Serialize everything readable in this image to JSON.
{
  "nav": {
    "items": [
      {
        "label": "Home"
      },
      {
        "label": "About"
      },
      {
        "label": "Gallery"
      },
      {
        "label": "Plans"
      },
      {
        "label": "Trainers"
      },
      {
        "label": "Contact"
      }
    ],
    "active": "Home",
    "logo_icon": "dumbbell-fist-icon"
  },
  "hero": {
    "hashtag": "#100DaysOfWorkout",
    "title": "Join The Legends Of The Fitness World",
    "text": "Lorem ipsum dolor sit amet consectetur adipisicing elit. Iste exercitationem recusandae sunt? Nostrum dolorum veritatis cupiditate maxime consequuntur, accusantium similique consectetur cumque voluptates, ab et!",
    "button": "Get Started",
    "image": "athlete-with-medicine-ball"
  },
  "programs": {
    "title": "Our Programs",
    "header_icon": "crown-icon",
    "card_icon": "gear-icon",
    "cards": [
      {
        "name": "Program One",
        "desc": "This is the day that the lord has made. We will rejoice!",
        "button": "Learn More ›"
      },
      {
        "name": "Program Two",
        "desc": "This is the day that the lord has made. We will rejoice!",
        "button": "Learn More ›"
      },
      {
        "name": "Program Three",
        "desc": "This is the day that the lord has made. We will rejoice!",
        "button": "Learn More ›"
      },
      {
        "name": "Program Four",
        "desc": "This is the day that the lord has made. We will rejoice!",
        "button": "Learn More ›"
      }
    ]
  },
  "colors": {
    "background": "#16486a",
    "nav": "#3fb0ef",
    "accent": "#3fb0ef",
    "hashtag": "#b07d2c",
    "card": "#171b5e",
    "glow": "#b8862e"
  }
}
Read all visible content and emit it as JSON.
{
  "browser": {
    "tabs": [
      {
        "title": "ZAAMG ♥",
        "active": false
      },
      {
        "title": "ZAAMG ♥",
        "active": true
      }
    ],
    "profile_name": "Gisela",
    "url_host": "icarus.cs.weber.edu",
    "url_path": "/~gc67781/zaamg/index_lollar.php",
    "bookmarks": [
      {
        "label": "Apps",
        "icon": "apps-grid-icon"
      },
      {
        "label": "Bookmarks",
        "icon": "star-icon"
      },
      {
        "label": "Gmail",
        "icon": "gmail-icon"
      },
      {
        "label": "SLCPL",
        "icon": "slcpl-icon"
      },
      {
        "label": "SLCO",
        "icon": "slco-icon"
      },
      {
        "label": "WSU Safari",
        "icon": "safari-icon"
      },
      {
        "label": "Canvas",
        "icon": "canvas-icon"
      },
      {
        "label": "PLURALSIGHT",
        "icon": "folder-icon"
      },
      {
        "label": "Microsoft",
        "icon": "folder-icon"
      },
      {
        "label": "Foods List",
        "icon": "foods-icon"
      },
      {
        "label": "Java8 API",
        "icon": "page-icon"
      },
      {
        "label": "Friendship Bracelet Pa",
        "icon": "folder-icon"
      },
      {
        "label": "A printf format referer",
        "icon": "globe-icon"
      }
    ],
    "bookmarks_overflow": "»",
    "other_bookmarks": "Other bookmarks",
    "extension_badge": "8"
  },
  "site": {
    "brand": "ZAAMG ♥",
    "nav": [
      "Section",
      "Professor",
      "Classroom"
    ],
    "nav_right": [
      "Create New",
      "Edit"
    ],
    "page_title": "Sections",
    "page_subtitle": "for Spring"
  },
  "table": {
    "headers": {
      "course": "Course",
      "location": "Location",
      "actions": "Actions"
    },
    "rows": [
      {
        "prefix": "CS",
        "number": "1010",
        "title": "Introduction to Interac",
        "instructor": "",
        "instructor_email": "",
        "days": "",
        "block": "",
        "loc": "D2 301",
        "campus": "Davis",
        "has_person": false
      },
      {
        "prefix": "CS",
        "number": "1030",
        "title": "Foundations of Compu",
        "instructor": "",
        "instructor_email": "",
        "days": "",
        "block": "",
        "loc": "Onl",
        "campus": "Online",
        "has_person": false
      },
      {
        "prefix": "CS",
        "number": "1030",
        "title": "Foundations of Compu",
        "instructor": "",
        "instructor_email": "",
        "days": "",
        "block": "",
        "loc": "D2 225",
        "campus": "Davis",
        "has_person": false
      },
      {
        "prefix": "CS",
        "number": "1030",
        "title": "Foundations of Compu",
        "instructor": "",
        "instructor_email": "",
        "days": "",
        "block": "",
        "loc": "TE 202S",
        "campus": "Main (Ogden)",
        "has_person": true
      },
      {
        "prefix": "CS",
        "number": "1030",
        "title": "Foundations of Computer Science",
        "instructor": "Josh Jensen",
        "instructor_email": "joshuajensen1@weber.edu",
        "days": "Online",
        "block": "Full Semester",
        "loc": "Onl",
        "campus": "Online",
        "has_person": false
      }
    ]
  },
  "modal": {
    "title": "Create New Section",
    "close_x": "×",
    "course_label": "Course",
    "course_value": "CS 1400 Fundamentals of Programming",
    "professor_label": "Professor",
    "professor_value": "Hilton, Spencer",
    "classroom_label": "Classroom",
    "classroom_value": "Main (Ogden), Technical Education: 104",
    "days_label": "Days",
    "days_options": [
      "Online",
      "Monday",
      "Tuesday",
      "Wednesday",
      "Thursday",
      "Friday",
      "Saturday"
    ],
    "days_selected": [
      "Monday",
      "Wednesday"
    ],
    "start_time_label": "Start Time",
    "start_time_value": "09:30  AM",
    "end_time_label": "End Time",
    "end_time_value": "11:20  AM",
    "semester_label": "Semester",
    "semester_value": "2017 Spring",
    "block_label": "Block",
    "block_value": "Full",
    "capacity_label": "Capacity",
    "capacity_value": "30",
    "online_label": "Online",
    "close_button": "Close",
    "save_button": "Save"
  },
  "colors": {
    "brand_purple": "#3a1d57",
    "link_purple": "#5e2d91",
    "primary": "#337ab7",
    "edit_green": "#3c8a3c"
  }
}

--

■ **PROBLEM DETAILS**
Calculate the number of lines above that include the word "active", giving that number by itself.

■ **WRITTEN SOLUTION**
3